## [Requirement]
The data below is to be returned in full and exactly.

(Records from a collection)
*-*-*
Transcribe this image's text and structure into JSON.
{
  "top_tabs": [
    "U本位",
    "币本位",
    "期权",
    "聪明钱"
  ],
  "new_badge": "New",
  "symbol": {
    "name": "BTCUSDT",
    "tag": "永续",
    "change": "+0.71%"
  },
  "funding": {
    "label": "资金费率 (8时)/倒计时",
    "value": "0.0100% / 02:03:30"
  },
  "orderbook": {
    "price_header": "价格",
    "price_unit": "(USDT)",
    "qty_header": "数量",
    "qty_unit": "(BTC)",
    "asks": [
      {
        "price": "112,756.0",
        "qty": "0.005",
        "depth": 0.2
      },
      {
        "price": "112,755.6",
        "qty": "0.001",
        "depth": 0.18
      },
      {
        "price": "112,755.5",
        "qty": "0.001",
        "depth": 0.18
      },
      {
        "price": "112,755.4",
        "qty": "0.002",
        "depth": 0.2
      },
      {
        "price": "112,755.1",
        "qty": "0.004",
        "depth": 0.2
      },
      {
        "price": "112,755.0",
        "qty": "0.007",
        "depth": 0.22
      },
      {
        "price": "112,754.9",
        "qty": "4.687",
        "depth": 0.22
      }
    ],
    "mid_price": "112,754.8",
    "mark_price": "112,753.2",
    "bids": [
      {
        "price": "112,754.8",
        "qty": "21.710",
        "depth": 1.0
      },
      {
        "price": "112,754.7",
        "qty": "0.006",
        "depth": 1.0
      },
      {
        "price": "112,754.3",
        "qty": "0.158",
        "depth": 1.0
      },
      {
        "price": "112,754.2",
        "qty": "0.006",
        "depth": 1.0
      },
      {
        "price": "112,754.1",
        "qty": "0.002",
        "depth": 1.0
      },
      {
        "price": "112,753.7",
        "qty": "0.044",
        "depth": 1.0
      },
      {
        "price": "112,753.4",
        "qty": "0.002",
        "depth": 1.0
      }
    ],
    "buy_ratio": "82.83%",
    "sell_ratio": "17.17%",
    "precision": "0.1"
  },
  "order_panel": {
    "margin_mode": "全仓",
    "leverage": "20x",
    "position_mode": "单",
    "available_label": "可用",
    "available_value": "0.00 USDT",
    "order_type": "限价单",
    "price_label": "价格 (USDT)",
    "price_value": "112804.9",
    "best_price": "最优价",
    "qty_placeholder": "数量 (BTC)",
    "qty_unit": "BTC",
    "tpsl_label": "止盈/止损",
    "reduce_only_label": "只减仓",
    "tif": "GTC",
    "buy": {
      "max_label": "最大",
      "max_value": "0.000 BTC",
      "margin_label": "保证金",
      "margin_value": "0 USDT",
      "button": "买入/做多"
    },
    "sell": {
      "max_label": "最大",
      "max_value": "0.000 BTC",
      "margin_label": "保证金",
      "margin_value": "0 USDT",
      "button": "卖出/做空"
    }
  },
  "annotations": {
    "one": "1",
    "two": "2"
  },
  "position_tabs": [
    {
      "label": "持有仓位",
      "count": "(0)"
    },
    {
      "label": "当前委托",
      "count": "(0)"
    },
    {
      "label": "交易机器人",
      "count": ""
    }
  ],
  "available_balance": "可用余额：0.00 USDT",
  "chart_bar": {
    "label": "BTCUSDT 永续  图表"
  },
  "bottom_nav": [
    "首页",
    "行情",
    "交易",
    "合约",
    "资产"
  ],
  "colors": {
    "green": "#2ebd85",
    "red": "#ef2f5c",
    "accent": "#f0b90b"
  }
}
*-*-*
## [Answer for this exercise]
Transcribe this image's text and structure into JSON.
{
  "top_tabs": [
    "U本位",
    "币本位",
    "期权",
    "聪明钱"
  ],
  "new_badge": "New",
  "symbol": {
    "name": "BTCUSDT",
    "tag": "永续",
    "change": "+0.71%"
  },
  "funding": {
    "label": "资金费率 (8时)/倒计时",
    "value": "0.0100% / 02:03:30"
  },
  "orderbook": {
    "price_header": "价格",
    "price_unit": "(USDT)",
    "qty_header": "数量",
    "qty_unit": "(BTC)",
    "asks": [
      {
        "price": "112,756.0",
        "qty": "0.005",
        "depth": 0.2
      },
      {
        "price": "112,755.6",
        "qty": "0.001",
        "depth": 0.18
      },
      {
        "price": "112,755.5",
        "qty": "0.001",
        "depth": 0.18
      },
      {
        "price": "112,755.4",
        "qty": "0.002",
        "depth": 0.2
      },
      {
        "price": "112,755.1",
        "qty": "0.004",
        "depth": 0.2
      },
      {
        "price": "112,755.0",
        "qty": "0.007",
        "depth": 0.22
      },
      {
        "price": "112,754.9",
        "qty": "4.687",
        "depth": 0.22
      }
    ],
    "mid_price": "112,754.8",
    "mark_price": "112,753.2",
    "bids": [
      {
        "price": "112,754.8",
        "qty": "21.710",
        "depth": 1.0
      },
      {
        "price": "112,754.7",
        "qty": "0.006",
        "depth": 1.0
      },
      {
        "price": "112,754.3",
        "qty": "0.158",
        "depth": 1.0
      },
      {
        "price": "112,754.2",
        "qty": "0.006",
        "depth": 1.0
      },
      {
        "price": "112,754.1",
        "qty": "0.002",
        "depth": 1.0
      },
      {
        "price": "112,753.7",
        "qty": "0.044",
        "depth": 1.0
      },
      {
        "price": "112,753.4",
        "qty": "0.002",
        "depth": 1.0
      }
    ],
    "buy_ratio": "82.83%",
    "sell_ratio": "17.17%",
    "precision": "0.1"
  },
  "order_panel": {
    "margin_mode": "全仓",
    "leverage": "20x",
    "position_mode": "单",
    "available_label": "可用",
    "available_value": "0.00 USDT",
    "order_type": "限价单",
    "price_label": "价格 (USDT)",
    "price_value": "112804.9",
    "best_price": "最优价",
    "qty_placeholder": "数量 (BTC)",
    "qty_unit": "BTC",
    "tpsl_label": "止盈/止损",
    "reduce_only_label": "只减仓",
    "tif": "GTC",
    "buy": {
      "max_label": "最大",
      "max_value": "0.000 BTC",
      "margin_label": "保证金",
      "margin_value": "0 USDT",
      "button": "买入/做多"
    },
    "sell": {
      "max_label": "最大",
      "max_value": "0.000 BTC",
      "margin_label": "保证金",
      "margin_value": "0 USDT",
      "button": "卖出/做空"
    }
  },
  "annotations": {
    "one": "1",
    "two": "2"
  },
  "position_tabs": [
    {
      "label": "持有仓位",
      "count": "(0)"
    },
    {
      "label": "当前委托",
      "count": "(0)"
    },
    {
      "label": "交易机器人",
      "count": ""
    }
  ],
  "available_balance": "可用余额：0.00 USDT",
  "chart_bar": {
    "label": "BTCUSDT 永续  图表"
  },
  "bottom_nav": [
    "首页",
    "行情",
    "交易",
    "合约",
    "资产"
  ],
  "colors": {
    "green": "#2ebd85",
    "red": "#ef2f5c",
    "accent": "#f0b90b"
  }
}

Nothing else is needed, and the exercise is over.